* Assigned task:
For the entries below, work out how many lines contain the string "milestones" and write only the number.

* Records supplied:
—————

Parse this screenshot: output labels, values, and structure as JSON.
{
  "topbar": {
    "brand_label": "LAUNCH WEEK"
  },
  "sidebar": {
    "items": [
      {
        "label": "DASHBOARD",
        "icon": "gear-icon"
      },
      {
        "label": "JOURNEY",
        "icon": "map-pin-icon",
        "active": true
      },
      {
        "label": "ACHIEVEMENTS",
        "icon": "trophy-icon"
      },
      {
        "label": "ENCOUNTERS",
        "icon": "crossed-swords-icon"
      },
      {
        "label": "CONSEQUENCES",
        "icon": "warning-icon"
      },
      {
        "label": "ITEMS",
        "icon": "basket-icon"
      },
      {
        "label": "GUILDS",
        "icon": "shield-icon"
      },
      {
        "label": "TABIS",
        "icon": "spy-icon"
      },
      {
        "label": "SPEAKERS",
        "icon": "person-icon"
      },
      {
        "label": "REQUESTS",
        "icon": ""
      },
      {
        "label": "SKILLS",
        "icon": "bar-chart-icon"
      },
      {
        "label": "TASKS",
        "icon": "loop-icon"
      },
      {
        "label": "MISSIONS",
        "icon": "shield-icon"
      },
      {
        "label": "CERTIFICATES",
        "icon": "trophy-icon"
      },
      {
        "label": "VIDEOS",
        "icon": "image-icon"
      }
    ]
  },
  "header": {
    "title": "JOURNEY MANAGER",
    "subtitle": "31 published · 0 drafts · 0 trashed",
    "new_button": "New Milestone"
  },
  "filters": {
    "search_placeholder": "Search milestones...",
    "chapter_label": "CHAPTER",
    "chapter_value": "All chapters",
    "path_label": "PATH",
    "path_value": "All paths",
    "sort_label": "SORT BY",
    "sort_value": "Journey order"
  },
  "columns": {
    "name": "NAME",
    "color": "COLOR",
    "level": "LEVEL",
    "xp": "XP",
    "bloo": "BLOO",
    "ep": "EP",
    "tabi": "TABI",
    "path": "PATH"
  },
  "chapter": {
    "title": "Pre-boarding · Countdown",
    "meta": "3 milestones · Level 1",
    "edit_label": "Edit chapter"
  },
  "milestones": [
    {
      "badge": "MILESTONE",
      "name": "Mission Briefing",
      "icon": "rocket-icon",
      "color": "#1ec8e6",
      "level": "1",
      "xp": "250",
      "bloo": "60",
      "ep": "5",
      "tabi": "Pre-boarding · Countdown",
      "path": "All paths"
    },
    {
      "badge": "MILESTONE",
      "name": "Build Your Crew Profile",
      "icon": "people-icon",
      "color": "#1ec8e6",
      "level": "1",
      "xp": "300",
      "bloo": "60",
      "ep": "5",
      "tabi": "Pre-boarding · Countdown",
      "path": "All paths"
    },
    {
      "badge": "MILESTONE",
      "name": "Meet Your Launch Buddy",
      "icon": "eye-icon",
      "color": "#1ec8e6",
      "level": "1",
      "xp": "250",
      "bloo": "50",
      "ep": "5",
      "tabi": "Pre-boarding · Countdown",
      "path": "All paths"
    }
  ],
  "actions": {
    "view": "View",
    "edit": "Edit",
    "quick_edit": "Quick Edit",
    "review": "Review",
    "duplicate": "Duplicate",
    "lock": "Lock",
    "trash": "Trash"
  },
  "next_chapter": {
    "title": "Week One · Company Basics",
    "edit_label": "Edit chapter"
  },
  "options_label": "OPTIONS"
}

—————

* Response to this exercise:
3